• Given records:
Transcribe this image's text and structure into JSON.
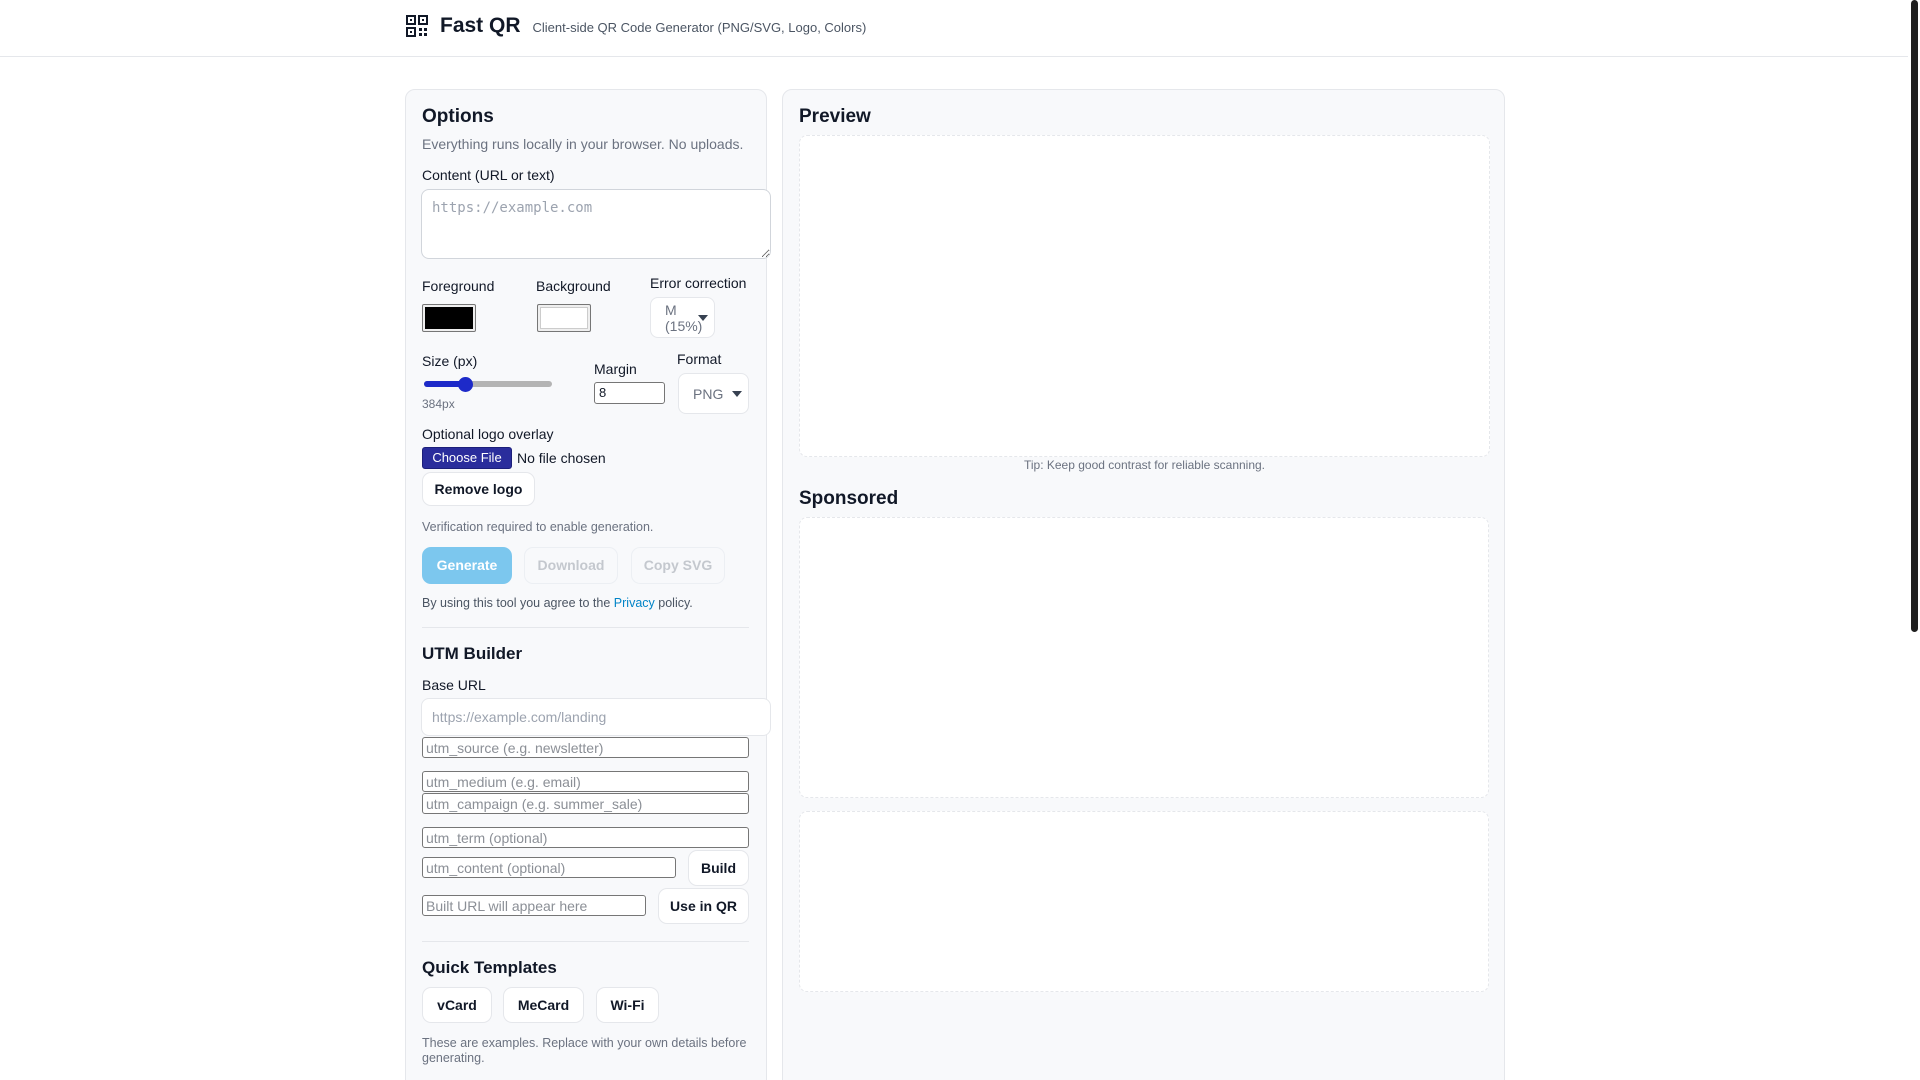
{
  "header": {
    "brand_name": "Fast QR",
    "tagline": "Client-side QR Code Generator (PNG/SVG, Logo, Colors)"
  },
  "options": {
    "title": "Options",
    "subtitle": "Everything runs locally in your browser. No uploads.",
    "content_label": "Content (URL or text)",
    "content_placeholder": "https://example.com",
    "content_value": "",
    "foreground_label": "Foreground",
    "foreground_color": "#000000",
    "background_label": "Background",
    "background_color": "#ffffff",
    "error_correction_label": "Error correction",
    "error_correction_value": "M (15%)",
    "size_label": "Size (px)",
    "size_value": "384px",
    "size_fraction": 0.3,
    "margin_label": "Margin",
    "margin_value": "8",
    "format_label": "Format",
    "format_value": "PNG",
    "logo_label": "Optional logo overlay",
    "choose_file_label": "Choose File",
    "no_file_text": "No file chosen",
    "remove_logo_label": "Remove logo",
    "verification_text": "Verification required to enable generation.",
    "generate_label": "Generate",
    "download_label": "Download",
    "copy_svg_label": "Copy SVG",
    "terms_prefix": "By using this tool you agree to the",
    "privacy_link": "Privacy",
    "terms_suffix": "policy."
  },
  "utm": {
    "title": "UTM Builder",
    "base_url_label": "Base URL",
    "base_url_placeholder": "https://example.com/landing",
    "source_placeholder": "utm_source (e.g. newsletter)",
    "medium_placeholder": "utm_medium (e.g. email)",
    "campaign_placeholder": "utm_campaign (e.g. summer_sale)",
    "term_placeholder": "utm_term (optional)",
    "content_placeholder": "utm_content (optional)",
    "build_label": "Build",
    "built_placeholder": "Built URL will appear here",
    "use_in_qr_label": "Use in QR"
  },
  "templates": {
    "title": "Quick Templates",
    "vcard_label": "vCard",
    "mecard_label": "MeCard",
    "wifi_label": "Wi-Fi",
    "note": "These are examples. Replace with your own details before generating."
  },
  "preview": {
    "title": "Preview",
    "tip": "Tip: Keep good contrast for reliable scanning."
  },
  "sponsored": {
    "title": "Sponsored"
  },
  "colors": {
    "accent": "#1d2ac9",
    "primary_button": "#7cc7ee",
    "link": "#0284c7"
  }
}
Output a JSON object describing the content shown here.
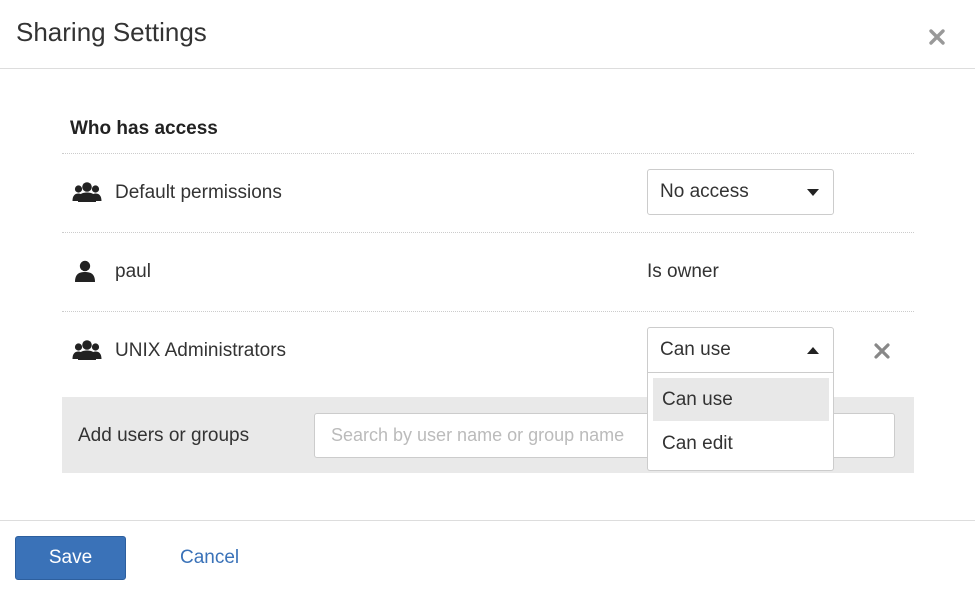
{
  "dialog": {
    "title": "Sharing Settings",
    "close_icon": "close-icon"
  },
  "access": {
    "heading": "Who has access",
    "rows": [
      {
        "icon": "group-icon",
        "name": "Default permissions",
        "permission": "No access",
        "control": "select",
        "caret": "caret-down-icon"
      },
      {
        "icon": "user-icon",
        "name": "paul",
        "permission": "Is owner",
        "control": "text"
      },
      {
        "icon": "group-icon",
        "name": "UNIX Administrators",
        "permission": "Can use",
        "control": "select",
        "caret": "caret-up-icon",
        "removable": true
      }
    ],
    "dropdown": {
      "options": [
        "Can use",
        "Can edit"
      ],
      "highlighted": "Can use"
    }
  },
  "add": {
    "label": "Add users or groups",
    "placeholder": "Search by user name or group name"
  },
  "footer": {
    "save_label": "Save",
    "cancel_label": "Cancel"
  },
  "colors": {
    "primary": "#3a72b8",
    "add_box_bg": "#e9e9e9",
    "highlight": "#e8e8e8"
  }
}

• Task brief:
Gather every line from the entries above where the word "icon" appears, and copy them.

• Worked solution:
    "close_icon": "close-icon"
        "icon": "group-icon",
        "caret": "caret-down-icon"
        "icon": "user-icon",
        "icon": "group-icon",
        "caret": "caret-up-icon",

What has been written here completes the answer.